ATX Urban Art: The Layers of Graffiti, Street Art, Murals, and Mosaics in Austin, Texas is a 700-page book chronicling Austin's best and most historic urban art over the last 70 years. During our Indiegogo crowdfunding campaign, we raised nearly $50,000.
I came onto this project shortly after its inception to provide art direction and help turn this tremendous idea into reality. In collaboration with designer Justin Ebel, I created a robust system that's strict yet flexible enough to handle a wide variety of content from complex image layouts to text-heavy pages and everything in between.
Early Stages of Creation
While I was working with J Muzacz on his rebrand, Justin Ebel was working with him on ATX Urban Art. By the time I joined the team, they had the book's concept down, and Justin had taken many photos of urban art across town.
We knew the book would have 4 chapters: graffiti, street art, murals, and mosaics. Each chapter would have an introduction with 6–10 subsections that educate the reader on the history and context of each artform. After that comes a large artist features section in which each artist's work is showcased over 2–6 pages and accompanied by a short bio.
However, the design, flow, and details were still largely undecided, so Justin and I began ideating. How could we universally represent these seemingly-disparate artforms? The black pages were the first element to illuminate ATX Urban Art's visual voice: clean and sophisticated while still honoring the gritty roots of graffiti and street art.
From there, we assigned each chapter a color and signature display typeface to visually represent the different mediums and aesthetics. All other type was set in DIN 2014 to build a strong foundation and unify the other elements.

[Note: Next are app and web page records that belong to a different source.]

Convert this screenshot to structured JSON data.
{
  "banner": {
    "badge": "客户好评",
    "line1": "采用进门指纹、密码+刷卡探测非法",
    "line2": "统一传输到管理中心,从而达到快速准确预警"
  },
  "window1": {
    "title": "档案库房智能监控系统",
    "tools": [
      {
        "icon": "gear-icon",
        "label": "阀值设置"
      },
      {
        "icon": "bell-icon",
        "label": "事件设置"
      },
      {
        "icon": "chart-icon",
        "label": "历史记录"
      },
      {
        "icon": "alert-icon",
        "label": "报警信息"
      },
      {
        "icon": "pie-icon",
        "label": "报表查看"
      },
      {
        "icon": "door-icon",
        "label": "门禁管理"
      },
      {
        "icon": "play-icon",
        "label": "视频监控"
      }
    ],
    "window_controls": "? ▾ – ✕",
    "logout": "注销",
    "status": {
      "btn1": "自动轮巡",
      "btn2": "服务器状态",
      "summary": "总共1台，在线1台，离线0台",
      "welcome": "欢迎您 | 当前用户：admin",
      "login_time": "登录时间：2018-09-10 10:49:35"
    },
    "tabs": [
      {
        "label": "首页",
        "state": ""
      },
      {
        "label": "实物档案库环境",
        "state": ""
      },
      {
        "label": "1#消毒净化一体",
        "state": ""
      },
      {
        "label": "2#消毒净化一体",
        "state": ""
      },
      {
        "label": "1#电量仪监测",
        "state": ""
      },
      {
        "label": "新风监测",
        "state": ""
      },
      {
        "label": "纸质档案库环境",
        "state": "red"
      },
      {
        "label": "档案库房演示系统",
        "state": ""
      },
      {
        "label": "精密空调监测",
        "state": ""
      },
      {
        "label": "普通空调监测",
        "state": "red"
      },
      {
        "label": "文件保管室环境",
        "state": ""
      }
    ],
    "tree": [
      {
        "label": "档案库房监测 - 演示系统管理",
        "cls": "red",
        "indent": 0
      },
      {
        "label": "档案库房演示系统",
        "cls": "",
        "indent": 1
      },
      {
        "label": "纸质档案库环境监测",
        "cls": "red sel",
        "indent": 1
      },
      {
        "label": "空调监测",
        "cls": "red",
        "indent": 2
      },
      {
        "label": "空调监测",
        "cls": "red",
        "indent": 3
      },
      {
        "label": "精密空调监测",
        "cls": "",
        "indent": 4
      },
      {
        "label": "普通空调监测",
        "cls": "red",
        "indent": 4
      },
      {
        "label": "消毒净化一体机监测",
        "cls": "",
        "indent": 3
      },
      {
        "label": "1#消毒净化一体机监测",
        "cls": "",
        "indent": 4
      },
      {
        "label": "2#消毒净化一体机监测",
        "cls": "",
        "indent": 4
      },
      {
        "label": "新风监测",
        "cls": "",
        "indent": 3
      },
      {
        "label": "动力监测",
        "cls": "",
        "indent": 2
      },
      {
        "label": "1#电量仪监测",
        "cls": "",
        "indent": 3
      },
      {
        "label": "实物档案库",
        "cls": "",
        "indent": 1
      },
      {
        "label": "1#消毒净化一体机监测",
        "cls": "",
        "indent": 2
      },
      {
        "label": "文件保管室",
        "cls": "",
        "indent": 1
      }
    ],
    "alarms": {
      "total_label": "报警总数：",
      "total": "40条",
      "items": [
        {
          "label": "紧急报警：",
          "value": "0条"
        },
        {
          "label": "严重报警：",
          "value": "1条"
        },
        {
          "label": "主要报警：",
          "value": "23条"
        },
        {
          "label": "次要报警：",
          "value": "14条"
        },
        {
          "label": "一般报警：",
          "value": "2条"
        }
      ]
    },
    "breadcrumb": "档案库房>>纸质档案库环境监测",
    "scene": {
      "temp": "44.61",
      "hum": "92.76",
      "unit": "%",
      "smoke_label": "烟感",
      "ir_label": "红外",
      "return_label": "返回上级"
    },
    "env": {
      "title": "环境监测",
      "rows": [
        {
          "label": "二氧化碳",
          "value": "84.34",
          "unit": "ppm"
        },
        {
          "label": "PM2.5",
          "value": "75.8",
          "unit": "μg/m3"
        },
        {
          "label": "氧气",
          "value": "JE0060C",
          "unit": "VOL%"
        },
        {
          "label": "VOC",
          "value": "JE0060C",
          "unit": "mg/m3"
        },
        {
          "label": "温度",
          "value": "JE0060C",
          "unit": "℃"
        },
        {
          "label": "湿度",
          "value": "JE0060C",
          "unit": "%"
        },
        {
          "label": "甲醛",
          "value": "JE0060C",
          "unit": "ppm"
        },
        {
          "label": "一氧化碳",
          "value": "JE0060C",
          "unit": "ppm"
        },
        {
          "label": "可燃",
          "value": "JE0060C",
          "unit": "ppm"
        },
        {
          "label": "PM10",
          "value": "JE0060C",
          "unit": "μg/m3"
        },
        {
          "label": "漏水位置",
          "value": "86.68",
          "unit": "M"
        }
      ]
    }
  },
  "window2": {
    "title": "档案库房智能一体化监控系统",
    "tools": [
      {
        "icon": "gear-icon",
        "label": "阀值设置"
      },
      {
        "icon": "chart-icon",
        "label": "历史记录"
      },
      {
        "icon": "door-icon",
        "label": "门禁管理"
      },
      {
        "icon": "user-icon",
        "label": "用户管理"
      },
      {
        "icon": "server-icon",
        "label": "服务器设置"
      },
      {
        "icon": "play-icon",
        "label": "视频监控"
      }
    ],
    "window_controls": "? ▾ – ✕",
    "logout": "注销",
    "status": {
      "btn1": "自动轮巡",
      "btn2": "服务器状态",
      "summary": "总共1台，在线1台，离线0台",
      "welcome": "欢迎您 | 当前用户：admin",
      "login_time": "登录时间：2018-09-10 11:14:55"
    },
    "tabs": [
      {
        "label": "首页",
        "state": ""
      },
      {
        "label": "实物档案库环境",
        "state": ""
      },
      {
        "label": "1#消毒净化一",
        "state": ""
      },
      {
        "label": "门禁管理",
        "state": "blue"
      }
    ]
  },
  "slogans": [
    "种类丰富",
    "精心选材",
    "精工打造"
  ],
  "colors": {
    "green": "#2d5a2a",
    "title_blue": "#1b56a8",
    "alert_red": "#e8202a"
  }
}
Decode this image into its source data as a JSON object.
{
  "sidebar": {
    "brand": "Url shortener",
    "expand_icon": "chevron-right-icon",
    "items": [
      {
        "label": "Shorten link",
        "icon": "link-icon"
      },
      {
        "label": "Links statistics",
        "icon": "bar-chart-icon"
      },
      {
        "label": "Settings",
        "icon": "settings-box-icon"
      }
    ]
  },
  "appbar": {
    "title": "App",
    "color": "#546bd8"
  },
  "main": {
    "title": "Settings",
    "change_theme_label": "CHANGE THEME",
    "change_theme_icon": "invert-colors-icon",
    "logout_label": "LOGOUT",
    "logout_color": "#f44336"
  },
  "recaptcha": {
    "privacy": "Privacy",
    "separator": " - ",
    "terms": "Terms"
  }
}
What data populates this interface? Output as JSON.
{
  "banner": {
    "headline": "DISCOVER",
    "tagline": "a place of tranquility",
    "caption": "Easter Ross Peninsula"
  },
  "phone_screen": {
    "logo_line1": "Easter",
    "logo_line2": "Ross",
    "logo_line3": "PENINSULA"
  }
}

A simple 6x6 grid allows for immense flexibility while still keeping consistency throughout. However, we occasionally choose to break the grid when it best suits the layout or image. Certain spreads take advantage of that flexibility, but a few signature layouts pop up throughout the book to bring a sense of familiarity and increase the impact of the more wild spreads.
We split up the work by chapter, and I designed Street Art, Mosaics, and the Intro & Outro. That ended up being roughly two-fifths of the book, allowing me to also edit the text and handle promotions and printing.
After only a few weeks, ATX Urban Art raised nearly $50,000 through our Indiegogo crowdfunding campaign. This was the first time the book's branding expanded beyond its own pages, and we kept it simple to highlight the perks and featured artists.
My responsibilities were to manage all 24 campaign perks and design their promotional images. I also heavily edited and structured both the script for the promotional video and the text for the campaign information.
Along with art direction and design, I edited the book's text for ease of reading and grammar. Another large task was creating the ATX Urban Art Map, which Justin and I populated with over 100 artworks from the book for people to visit in person.
I also discovered and managed contact with the press, influencers, and retailers, where I secured articles and in-person promotions which greatly expanded the audience of ATX Urban Art.
Writing & Curation J Muzacz
Concept Development J Muzacz, Justin Ebel
Art Direction & Design Justin Ebel, Zoe Axelrod
Photography Justin Ebel, Tony Moreno, Chale Nafus
Copy-Editing Zoe Axelrod, Justin Ebel, Natalie Earhart